    No preview · Article · Jan 2015 · Oncotarget

Publication Stats

928 Citations
463.69 Total Impact Points

Institutions

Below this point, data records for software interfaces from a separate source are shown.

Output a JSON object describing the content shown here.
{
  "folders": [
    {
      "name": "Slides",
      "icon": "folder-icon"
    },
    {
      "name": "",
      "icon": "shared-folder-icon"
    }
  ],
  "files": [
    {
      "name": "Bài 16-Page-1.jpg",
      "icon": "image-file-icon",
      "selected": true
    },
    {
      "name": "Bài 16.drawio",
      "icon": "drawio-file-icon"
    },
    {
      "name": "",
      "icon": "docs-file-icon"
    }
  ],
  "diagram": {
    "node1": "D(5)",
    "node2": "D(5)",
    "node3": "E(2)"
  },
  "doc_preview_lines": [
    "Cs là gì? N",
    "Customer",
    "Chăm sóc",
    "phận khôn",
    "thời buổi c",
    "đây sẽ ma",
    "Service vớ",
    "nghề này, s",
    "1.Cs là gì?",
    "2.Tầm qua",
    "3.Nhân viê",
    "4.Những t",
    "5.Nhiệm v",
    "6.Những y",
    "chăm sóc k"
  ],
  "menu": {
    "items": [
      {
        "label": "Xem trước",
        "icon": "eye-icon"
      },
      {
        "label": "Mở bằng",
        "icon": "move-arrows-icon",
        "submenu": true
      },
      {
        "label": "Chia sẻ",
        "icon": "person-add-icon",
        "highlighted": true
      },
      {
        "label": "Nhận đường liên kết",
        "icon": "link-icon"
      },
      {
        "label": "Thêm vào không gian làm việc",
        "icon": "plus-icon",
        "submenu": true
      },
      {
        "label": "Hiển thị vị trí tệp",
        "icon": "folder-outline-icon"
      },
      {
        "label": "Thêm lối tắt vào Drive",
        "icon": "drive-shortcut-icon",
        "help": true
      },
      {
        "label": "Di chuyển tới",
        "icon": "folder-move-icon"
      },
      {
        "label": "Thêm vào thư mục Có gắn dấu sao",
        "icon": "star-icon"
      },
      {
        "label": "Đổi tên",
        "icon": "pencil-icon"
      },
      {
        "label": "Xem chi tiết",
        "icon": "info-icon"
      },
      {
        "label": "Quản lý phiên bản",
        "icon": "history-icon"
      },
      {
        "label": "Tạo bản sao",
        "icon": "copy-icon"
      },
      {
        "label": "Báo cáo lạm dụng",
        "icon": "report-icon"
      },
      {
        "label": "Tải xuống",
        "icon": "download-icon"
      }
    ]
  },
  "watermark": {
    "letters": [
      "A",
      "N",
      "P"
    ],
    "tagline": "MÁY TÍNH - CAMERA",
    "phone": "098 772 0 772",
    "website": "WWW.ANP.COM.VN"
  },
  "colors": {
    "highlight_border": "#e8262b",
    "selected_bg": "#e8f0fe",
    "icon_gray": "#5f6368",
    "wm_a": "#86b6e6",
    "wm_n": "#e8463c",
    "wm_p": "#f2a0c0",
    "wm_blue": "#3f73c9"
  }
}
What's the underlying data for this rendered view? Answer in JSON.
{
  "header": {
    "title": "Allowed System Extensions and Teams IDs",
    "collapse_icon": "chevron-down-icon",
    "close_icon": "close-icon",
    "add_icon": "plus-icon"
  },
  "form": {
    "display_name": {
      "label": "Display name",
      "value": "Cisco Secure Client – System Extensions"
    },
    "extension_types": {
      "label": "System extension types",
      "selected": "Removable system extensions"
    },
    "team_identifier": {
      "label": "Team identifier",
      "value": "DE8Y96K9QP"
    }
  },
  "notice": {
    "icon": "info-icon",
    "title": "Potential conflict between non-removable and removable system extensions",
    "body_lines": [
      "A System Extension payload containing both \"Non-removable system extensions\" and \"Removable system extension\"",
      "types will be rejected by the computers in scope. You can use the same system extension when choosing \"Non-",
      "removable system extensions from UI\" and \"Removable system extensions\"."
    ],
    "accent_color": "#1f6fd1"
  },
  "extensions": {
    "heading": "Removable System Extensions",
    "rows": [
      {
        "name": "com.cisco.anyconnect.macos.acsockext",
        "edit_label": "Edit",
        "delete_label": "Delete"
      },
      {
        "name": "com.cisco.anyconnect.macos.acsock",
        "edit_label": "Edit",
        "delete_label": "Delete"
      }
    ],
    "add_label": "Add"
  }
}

  • 2007-2015
    • Istituto Oncologico Veneto
      Padua, Veneto, Italy
  • 1990-2013
    • University of Padova
      • • Department of Surgery, Oncology and Gastroenterology DISCOG
      • • Dipartimento di Scienze Mediche e Chirurgiche
      • • Department of Medicine DIMED
      Padua, Veneto, Italy
  • 2012
    • Venetian Institute of Molecular Medicine
      Padua, Veneto, Italy
    • University of Ferrara
      • Department of Economics and Management
      Ferrare, Emilia-Romagna, Italy
  • 1994-2007
    • University-Hospital of Padova
      Padua, Veneto, Italy
  • 1996
    • It-Robotics
      Vicenza, Veneto, Italy